* [Exercise goal] Could you please repeat all of the entries exactly as written?

** Opening Exercise data block **

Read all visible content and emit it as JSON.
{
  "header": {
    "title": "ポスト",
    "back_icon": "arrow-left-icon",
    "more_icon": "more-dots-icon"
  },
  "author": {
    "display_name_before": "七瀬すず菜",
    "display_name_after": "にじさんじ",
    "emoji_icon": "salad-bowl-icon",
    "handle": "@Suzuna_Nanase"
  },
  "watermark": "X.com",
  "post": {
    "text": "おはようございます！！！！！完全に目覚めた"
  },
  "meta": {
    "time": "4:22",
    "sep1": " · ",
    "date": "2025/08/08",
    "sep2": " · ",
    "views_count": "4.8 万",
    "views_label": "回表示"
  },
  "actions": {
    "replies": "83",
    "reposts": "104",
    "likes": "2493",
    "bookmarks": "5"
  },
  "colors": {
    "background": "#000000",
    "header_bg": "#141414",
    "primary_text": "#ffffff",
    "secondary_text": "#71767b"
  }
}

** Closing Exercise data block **

* [Worked solution]
Read all visible content and emit it as JSON.
{
  "header": {
    "title": "ポスト",
    "back_icon": "arrow-left-icon",
    "more_icon": "more-dots-icon"
  },
  "author": {
    "display_name_before": "七瀬すず菜",
    "display_name_after": "にじさんじ",
    "emoji_icon": "salad-bowl-icon",
    "handle": "@Suzuna_Nanase"
  },
  "watermark": "X.com",
  "post": {
    "text": "おはようございます！！！！！完全に目覚めた"
  },
  "meta": {
    "time": "4:22",
    "sep1": " · ",
    "date": "2025/08/08",
    "sep2": " · ",
    "views_count": "4.8 万",
    "views_label": "回表示"
  },
  "actions": {
    "replies": "83",
    "reposts": "104",
    "likes": "2493",
    "bookmarks": "5"
  },
  "colors": {
    "background": "#000000",
    "header_bg": "#141414",
    "primary_text": "#ffffff",
    "secondary_text": "#71767b"
  }
}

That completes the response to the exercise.